• large wooden spikes jut out from a large wooden angular wall lit by sunlight. verdant grass surrounds it.

    Fort Stanwix

    National Monument New York

There are park alerts in effect.
hide Alerts »
  • Bridge Repair Work

    Beginning September 15, the main bridge into the fort will be closed for repairs. Visitors will be able to access the fort through the sally port entrance. An accessible ramp will be available upon request. Visit the Willett Center for assistance on-site.

Fort Stanwix to Host Book Signing This Weekend

Subscribe RSS Icon | What is RSS
Date: August 16, 2008
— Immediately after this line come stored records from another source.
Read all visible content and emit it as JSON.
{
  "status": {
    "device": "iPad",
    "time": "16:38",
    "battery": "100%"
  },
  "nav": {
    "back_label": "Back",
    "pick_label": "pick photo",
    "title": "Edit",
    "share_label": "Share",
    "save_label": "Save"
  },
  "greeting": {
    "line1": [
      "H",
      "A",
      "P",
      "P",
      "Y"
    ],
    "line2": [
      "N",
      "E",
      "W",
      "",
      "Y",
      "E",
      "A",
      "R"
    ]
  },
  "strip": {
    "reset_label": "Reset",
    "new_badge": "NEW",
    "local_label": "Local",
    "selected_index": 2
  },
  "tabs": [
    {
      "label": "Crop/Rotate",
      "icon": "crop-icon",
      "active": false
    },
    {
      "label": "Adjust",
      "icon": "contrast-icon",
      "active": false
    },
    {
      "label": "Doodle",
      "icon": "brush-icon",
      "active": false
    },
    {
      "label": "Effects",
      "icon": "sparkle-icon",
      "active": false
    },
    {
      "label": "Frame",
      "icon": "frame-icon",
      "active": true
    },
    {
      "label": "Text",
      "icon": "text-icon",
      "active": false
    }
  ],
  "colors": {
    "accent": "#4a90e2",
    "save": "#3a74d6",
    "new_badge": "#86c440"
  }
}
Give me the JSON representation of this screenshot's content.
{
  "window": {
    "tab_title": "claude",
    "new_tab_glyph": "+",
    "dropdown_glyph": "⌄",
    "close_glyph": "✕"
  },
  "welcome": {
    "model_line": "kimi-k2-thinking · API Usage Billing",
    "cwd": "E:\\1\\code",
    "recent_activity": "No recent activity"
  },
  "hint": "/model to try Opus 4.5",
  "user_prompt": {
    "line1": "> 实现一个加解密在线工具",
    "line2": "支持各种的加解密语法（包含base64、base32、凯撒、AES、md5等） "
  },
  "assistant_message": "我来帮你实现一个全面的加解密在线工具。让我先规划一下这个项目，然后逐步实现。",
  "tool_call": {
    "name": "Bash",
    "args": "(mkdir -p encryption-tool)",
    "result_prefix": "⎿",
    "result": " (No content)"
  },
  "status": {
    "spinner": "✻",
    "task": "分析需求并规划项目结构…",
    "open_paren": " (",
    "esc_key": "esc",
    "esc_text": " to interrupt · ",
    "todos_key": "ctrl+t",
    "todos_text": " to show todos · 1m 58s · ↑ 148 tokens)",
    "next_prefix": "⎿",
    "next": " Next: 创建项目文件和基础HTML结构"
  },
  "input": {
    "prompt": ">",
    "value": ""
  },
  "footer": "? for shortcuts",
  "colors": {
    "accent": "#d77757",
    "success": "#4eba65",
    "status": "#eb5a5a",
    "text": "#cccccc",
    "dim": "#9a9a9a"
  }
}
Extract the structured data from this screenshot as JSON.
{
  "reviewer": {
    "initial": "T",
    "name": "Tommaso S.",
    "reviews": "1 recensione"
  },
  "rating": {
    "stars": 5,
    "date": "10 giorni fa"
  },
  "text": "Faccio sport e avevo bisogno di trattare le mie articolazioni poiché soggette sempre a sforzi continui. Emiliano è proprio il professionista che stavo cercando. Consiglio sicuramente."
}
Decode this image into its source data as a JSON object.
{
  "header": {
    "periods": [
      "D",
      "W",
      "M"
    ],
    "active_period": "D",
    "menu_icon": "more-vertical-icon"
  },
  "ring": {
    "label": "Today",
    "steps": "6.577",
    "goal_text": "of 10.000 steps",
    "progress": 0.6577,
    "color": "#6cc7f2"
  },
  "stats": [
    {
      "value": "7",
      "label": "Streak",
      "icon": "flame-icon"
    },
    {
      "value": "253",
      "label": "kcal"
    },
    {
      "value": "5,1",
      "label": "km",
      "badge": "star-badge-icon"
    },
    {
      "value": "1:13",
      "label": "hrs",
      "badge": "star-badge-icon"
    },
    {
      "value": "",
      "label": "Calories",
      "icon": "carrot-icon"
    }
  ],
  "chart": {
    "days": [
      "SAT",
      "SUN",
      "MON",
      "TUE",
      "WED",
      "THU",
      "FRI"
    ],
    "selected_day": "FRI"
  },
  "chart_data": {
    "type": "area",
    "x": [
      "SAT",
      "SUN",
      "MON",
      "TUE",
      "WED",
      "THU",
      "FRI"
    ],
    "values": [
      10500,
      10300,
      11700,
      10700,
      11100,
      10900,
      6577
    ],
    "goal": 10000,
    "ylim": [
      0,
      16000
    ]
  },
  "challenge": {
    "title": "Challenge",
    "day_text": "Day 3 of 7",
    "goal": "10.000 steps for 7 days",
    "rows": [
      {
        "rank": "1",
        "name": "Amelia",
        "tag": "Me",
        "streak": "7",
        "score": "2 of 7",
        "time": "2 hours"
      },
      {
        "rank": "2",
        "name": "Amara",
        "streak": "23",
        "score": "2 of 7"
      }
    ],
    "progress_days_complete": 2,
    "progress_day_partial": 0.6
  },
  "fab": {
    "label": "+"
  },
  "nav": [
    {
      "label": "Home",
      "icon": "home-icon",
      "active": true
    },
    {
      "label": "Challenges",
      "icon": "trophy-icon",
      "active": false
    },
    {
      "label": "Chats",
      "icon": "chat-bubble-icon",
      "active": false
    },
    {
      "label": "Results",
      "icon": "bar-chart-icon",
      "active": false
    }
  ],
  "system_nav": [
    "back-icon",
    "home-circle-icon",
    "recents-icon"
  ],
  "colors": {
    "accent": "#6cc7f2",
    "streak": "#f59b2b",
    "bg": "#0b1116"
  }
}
On Saturday August 16th, Fort Stanwix National Monument will host a book signing by author Joan Zenzen PhD from Rockville, Maryland. Zenzen, a historian, will discuss her newly published book "Reconstructing the Past, Partnering for the Future: An Administrative History of Fort Stanwix National Monument."The book is a comprehensive account of the establishment of Fort Stanwix National Monument and its history and management to the present. Zenzen recounts how local people fought to have Fort Stanwix National Monument authorized and reconstructed on its original site. She goes on to reflect on the contributions of the park to the community and vice-versa. The discussion and book signing will take place at the Marinus Willet Visitor Center located at 100 S. James St. from 1:00 – 2:00 p.m. on Saturday August 16, 2008.

Fort Stanwix National Monument is open seven days a week from 9:00 a.m. to 5:00 p.m. Admission to the park is free. Activities are ongoing unless noted. For more information about upcoming events please call the park at (315) 338-7730. Please visit the park's web page at www.nps.gov/fost for additional information about the park.


Did You Know?

a line of men marching, muskets flask in sun pointing at you, they wear scarlet red

Out of the approximately 2,000 people who attacked Fort Schuyler/Stanwix, under the command of the British officer Barry St. Leger, only about 200 of them were actually British Regular troops, or "red coats." The rest were a combination of British allied colonists, Indians, and German Regulars. More...